*ABOUT THIS EXERCISE:*
Go through the data below and work out how many lines contain "message"; the answer is the number alone.

*SUPPLIED DATA:*

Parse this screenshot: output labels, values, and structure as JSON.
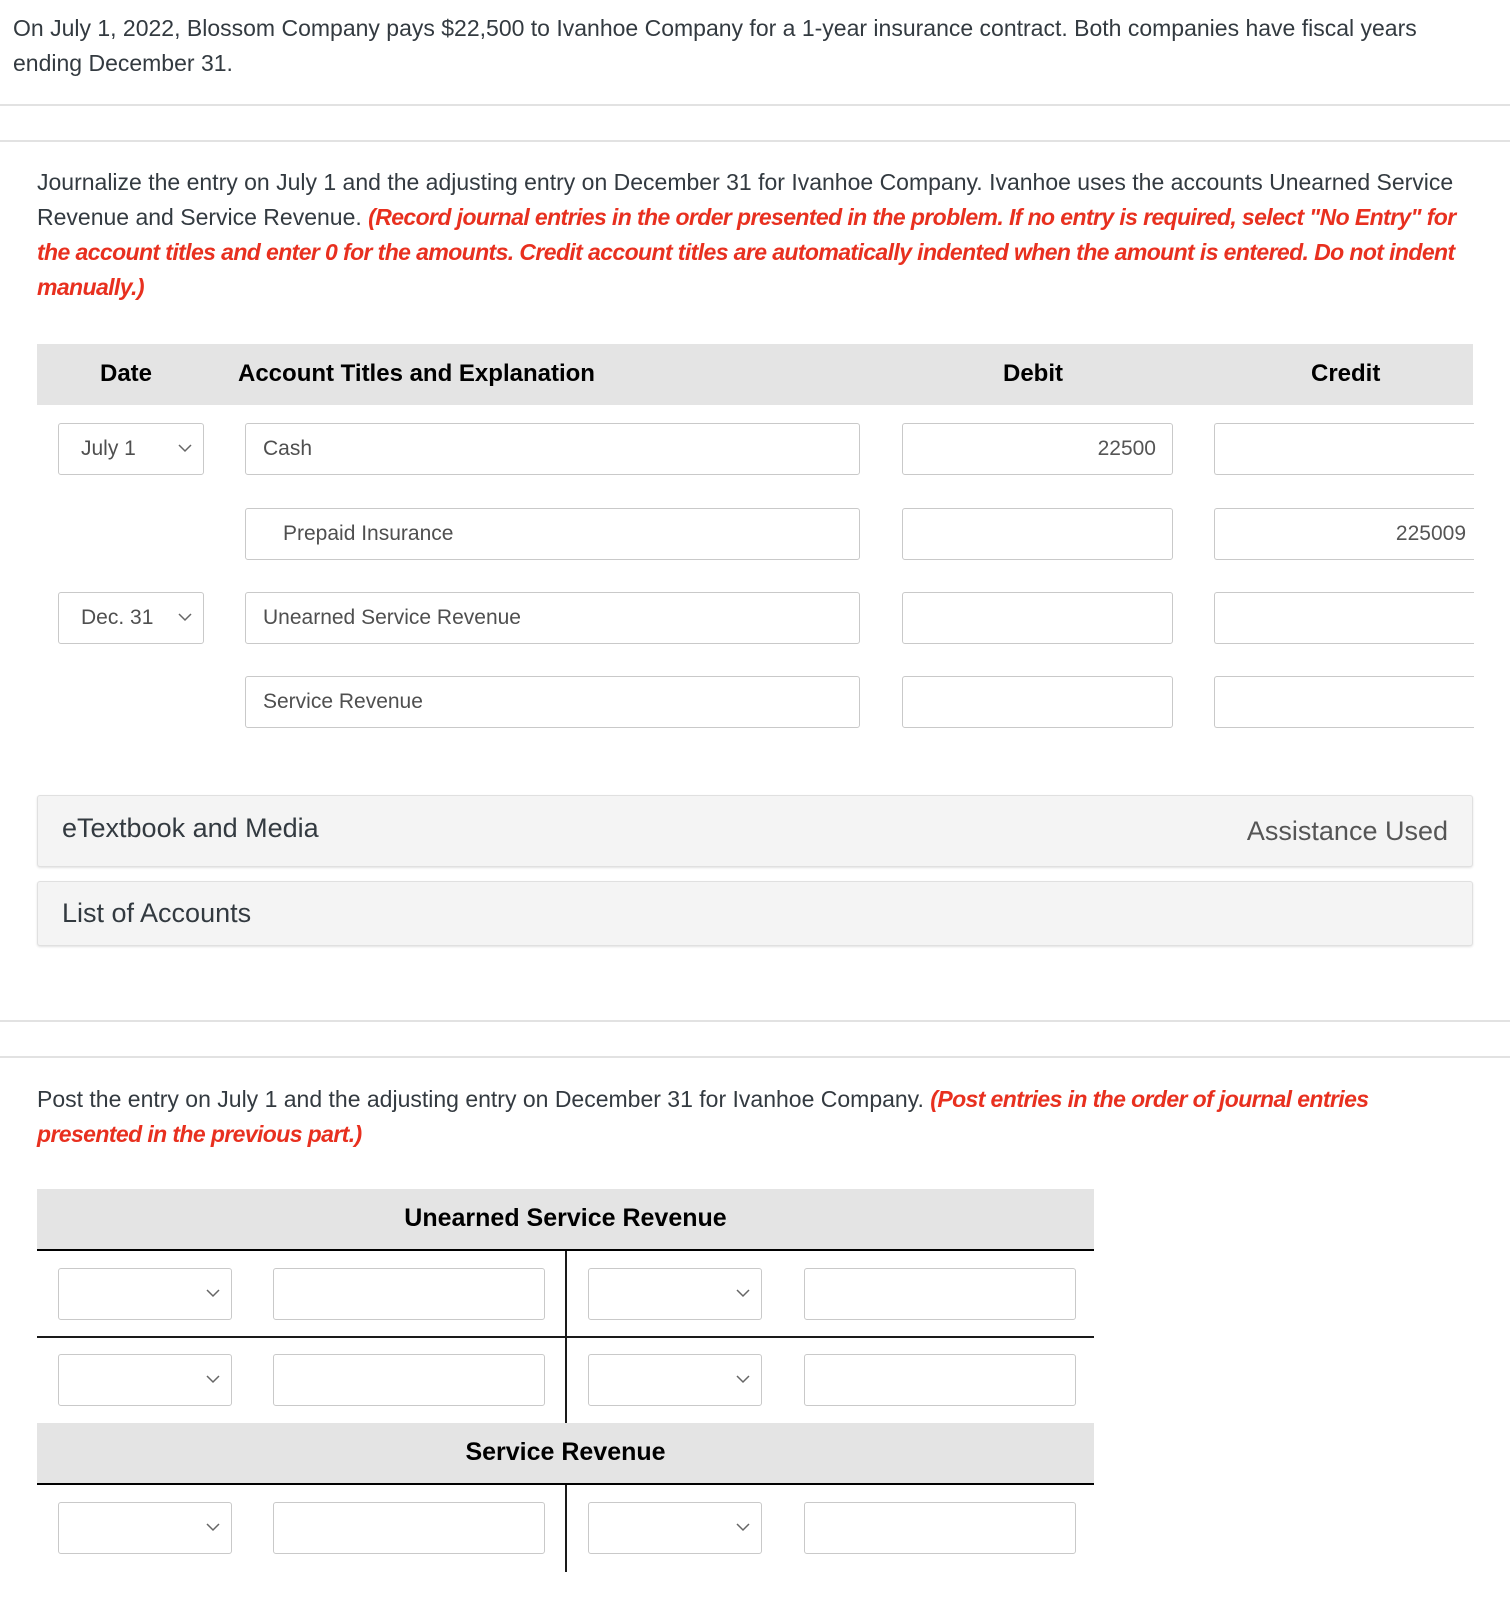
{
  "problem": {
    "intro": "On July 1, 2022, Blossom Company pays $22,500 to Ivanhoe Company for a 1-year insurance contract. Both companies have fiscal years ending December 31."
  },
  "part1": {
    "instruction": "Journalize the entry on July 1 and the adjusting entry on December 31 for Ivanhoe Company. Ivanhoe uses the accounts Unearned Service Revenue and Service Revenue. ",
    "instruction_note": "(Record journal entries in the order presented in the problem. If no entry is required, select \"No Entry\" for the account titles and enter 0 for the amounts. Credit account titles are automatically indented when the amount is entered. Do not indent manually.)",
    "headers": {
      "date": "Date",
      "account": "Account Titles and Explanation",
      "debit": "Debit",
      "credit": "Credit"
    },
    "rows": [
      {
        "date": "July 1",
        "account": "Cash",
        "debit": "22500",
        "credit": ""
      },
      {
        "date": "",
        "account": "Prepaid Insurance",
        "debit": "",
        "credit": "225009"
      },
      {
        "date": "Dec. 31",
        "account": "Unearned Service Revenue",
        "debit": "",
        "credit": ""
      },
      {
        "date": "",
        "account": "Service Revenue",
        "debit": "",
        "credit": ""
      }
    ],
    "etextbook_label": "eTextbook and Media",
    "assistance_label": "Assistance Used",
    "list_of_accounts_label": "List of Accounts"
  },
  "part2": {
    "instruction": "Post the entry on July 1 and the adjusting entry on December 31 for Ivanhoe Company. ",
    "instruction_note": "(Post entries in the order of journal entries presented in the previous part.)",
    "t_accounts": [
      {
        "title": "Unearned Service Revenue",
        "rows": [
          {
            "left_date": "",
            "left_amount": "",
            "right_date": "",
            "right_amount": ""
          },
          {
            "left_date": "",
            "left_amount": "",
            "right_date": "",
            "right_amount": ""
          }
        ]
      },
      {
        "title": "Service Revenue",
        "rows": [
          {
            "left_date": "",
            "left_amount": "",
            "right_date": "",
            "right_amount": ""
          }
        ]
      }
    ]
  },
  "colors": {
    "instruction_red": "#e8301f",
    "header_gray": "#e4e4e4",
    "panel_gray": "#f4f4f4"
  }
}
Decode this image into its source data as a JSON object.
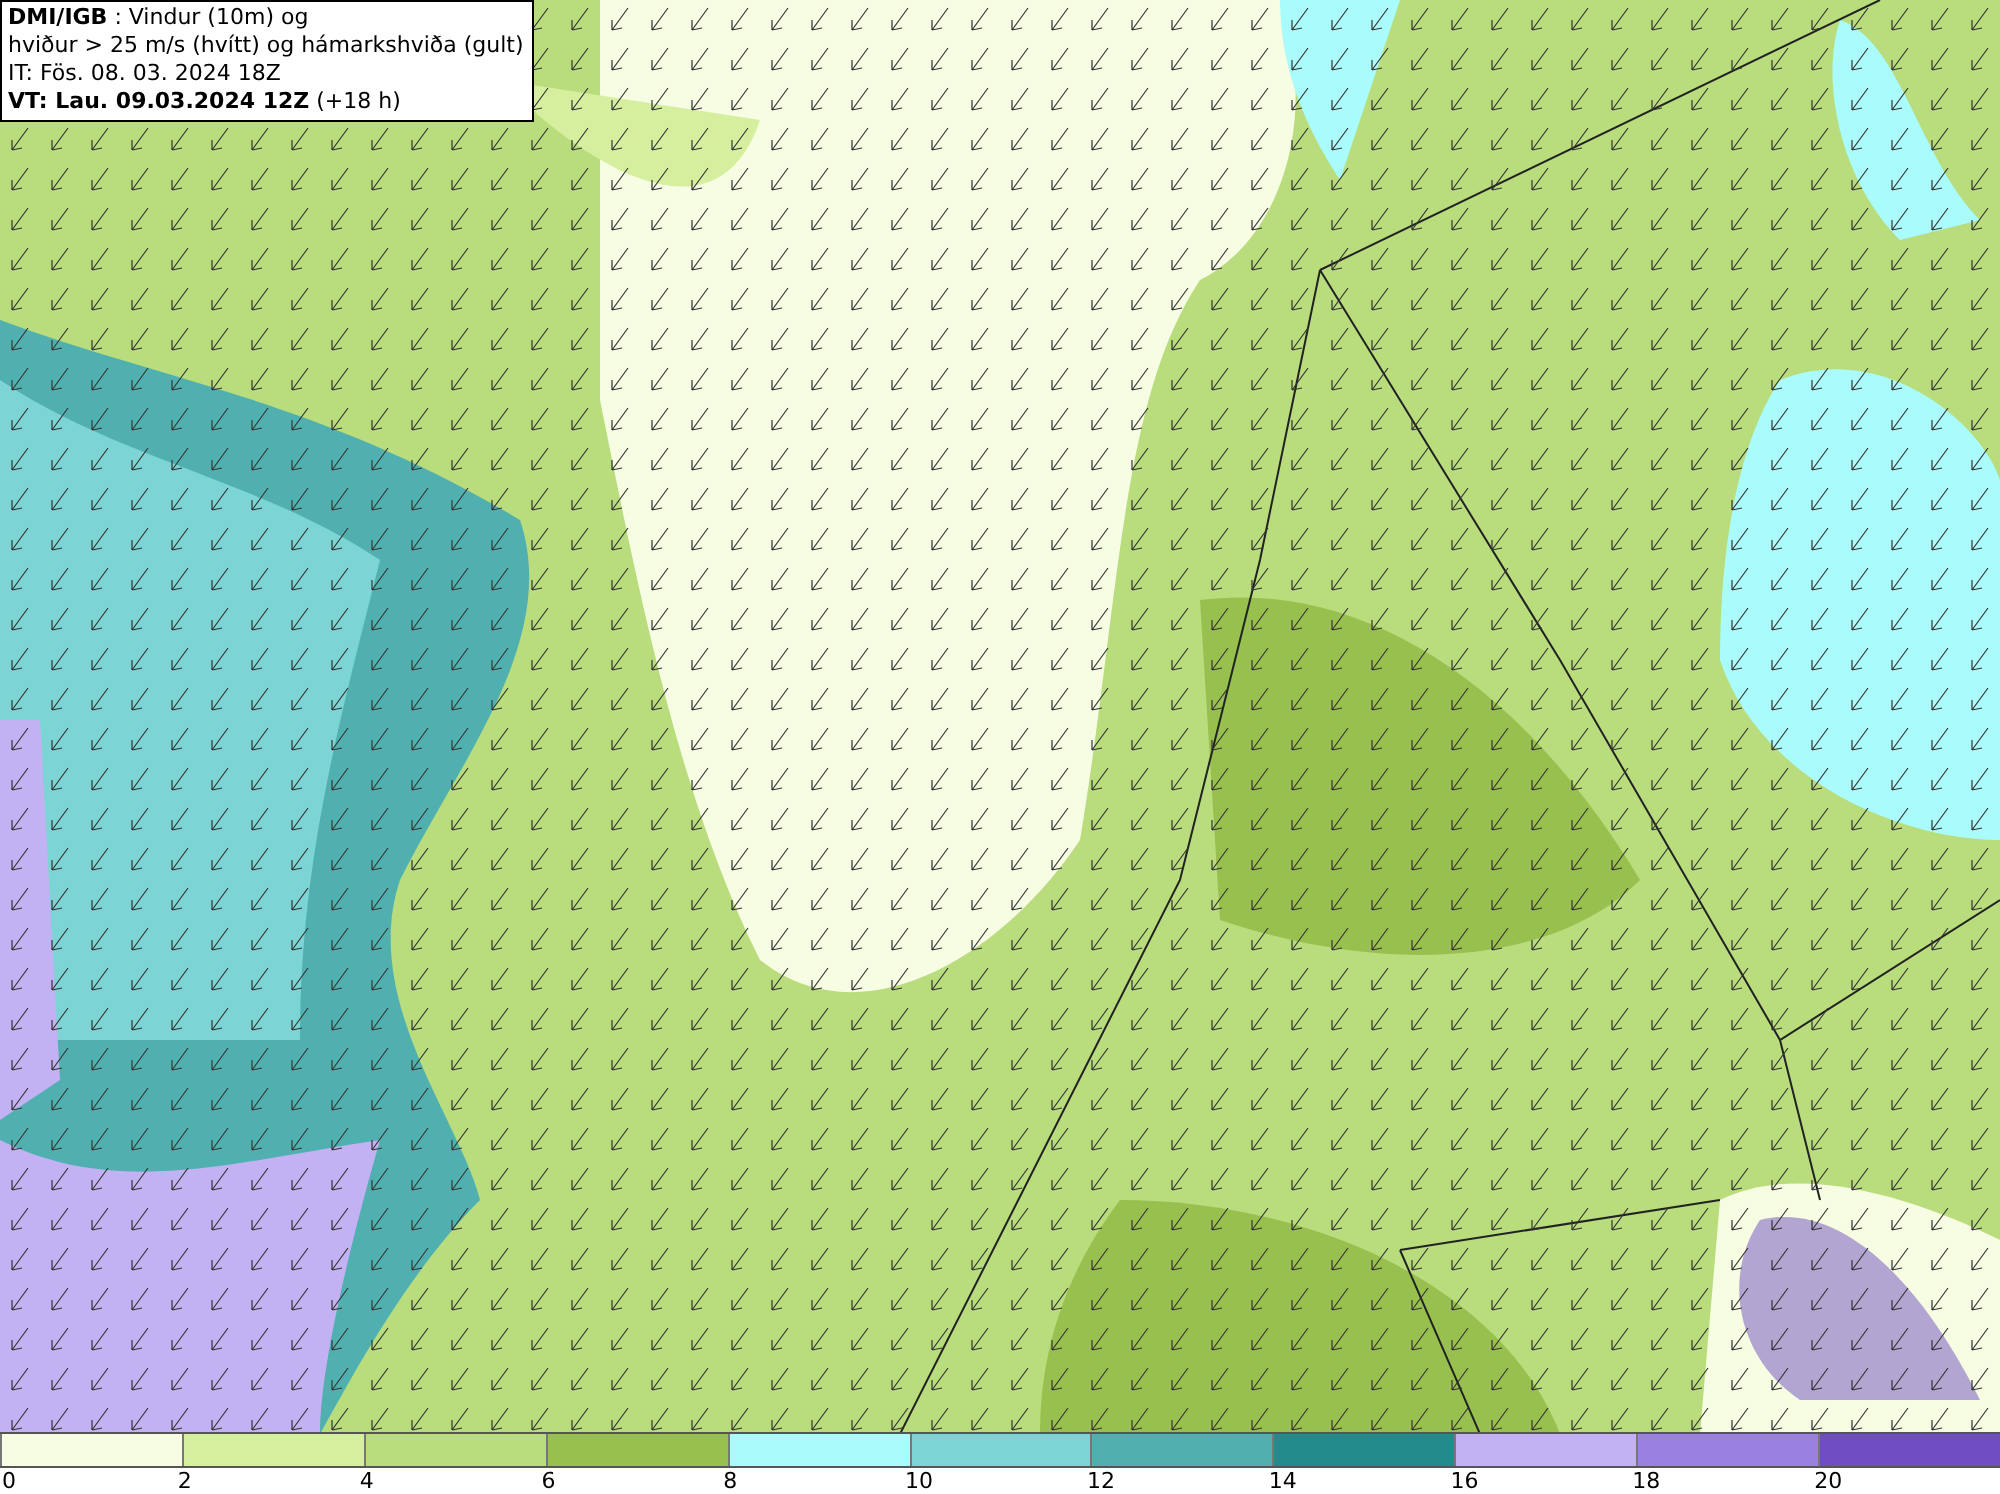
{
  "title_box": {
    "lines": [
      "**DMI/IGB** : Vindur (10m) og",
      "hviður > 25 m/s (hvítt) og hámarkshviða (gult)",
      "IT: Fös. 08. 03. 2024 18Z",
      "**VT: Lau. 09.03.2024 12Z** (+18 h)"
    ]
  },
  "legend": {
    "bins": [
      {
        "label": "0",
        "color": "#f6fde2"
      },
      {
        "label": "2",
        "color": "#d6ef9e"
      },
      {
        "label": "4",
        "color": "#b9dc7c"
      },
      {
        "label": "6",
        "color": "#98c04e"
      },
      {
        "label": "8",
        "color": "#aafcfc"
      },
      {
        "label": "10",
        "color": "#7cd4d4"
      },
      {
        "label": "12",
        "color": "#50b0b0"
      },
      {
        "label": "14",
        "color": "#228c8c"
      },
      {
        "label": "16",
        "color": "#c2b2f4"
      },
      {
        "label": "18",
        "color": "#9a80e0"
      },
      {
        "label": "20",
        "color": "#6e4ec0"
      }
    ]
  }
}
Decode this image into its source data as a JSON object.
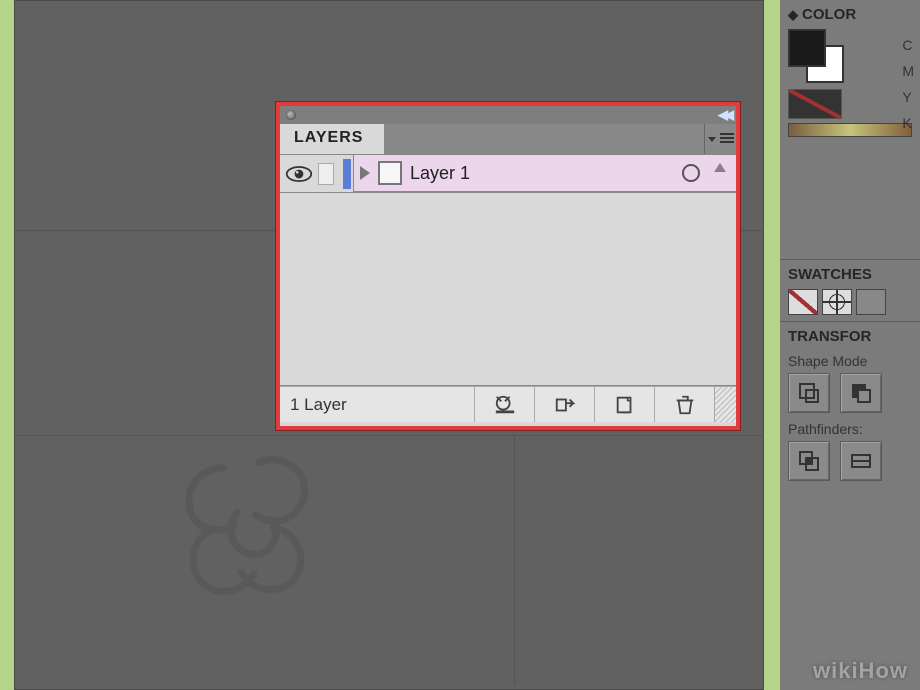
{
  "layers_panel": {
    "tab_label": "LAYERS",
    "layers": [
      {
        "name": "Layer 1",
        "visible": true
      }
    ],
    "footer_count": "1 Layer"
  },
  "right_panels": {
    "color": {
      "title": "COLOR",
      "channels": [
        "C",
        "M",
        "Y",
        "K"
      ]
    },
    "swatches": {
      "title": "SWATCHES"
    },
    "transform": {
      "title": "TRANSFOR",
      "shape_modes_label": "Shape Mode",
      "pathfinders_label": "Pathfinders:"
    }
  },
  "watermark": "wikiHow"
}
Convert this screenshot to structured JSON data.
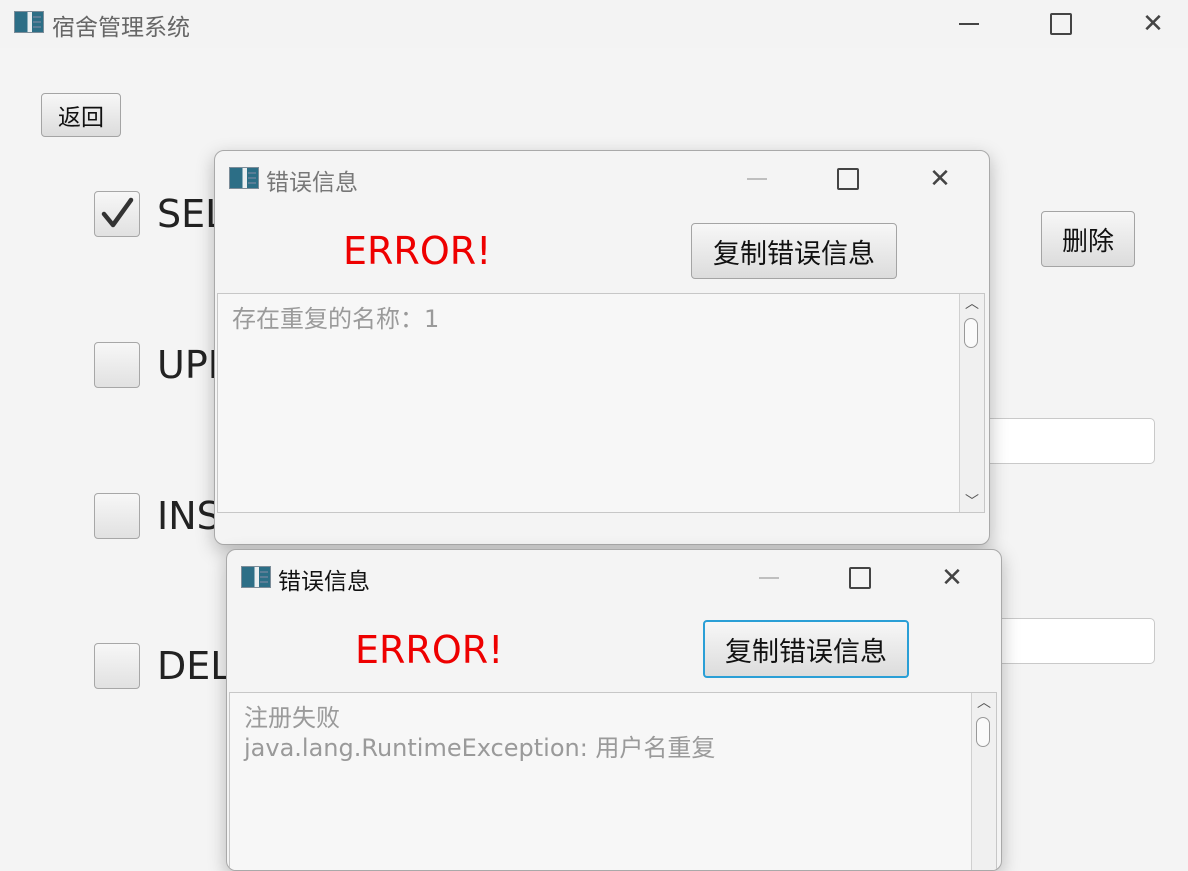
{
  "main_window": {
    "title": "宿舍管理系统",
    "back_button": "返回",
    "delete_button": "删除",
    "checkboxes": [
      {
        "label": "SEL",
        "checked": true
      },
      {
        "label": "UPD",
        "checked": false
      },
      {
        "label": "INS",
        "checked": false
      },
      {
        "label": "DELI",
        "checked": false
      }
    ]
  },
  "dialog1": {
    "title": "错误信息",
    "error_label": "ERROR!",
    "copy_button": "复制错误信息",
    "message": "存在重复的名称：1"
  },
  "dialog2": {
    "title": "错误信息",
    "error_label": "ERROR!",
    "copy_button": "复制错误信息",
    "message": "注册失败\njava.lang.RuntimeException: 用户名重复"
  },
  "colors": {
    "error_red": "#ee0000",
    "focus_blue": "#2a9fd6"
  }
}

*COMPLETED EXERCISE:*
2